Ralf has been an active researcher for several decades, having studied adult education and literacy, educational aspirations, and Indigenous education. The common thread running through his work is a concern with equity and accessibility in education. Currently,Ralf is completing a project on the educational aspirations of Indigenous communities and youth. His most recent book was “Creating courses for adults: Design for learning,” published by Wiley in 2015.

Abstract: What we do with words, and what they do with us

Identity—who we are and who we aspire to be—is embedded in relationship, and relationship is all about language. In this keynote, Ralf will consider some of the contradictions and complexities that arise from the work that we do, especially in an era of increasingly complex and globalized identities. Our sexualities, our class backgrounds, our abilities, our education, all play out within our relationship with written language and other symbol systems. Questions around what it means to be literate and who can make that claim are becoming more pressing, as are concerns with the viability of civil discourse, critical perspectives, and self-expression. As literacy educators, we are located near the centre of this hurricane, with enormous responsibility to inspire learners to engage with questions of language and who they want to be in this world. Now is the time for us to work together to create and preserve the solid ground upon which we can do what we do with words.

Amy Thomas, University of Technology Sydney

Amy is an academic in the Adult Learning and Applied Linguistics program at the University of Technology Sydney (UTS) where she is also a Shopfront Community Research Fellow.

Her PhD research focuses on the history of Australian colonial ideology, English in education, and the contest between ideas of self-determination and assimilation in Indigenous bilingual schooling in northern Australia since the 1970s. For an essay on this topic, she was awarded the Northern Territory Literary Award in 2018 in the Essay category.

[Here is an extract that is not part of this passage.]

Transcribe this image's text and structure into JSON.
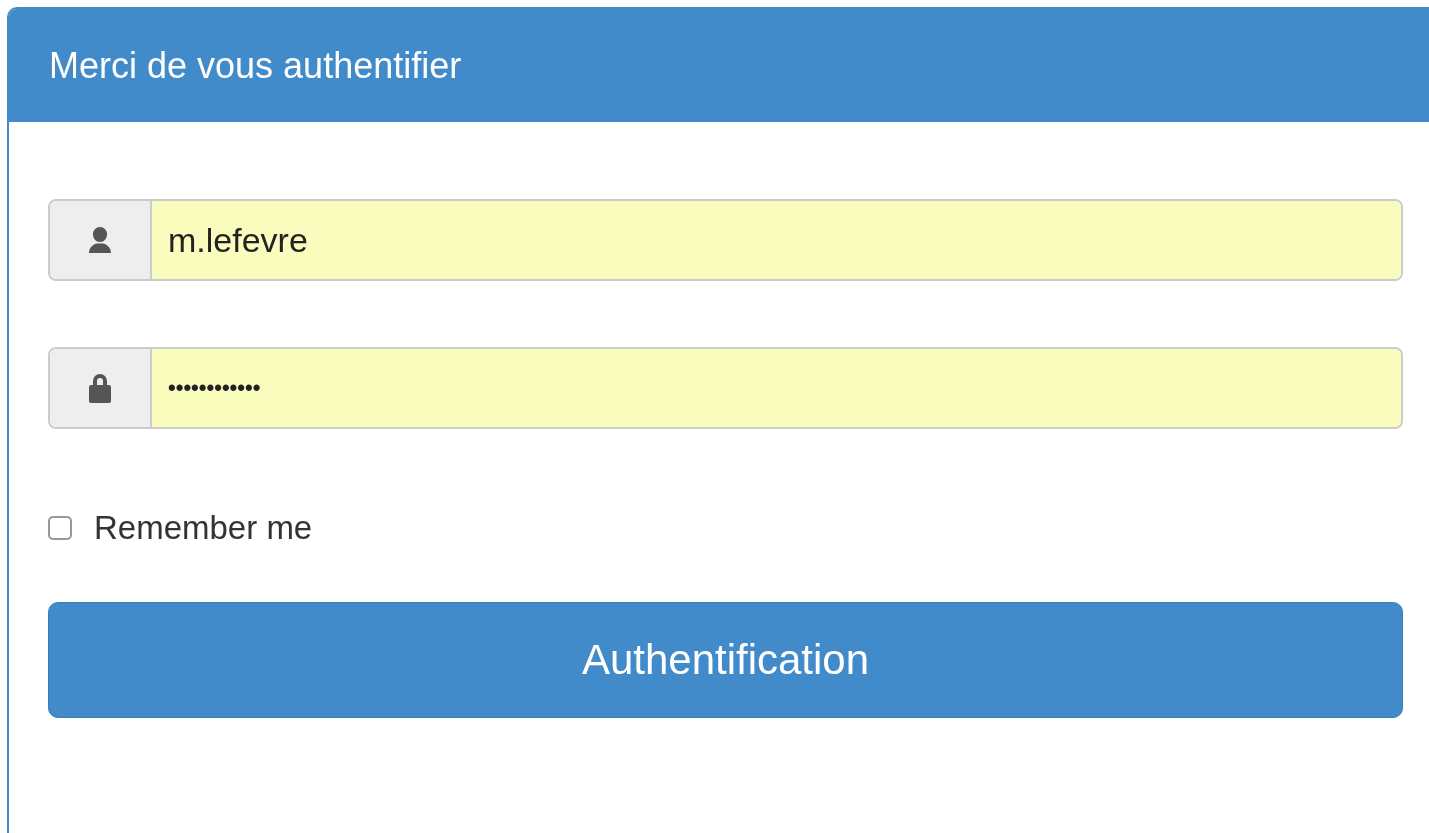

She is currently co-researcher on an historical media analysis project, ‘Representing Indigenous interests in Australian policy discourse’, with Heidi Norman and Andrew Jakubowicz. Her research interests include critical studies in education policy, language planning and policy, and historical and educational sociology, focusing on issues of social justice in late modern Australia.

Opportunity to lead roundtables, workshops and present papers

Submissions for proposals will open soon for two types of presentations at the conference:

  1. Practitioners-led ‘roundtable’/ workshops or:
  2. Paper presentations of original research findings (or research in progress) on issues and topics in adult literacy and numeracy.

ACAL Conference

'Critical re-imagining: adult literacy and numeracy practices for sustainable development'

4-5 October • 3 October Preconference

University of Technology Sydney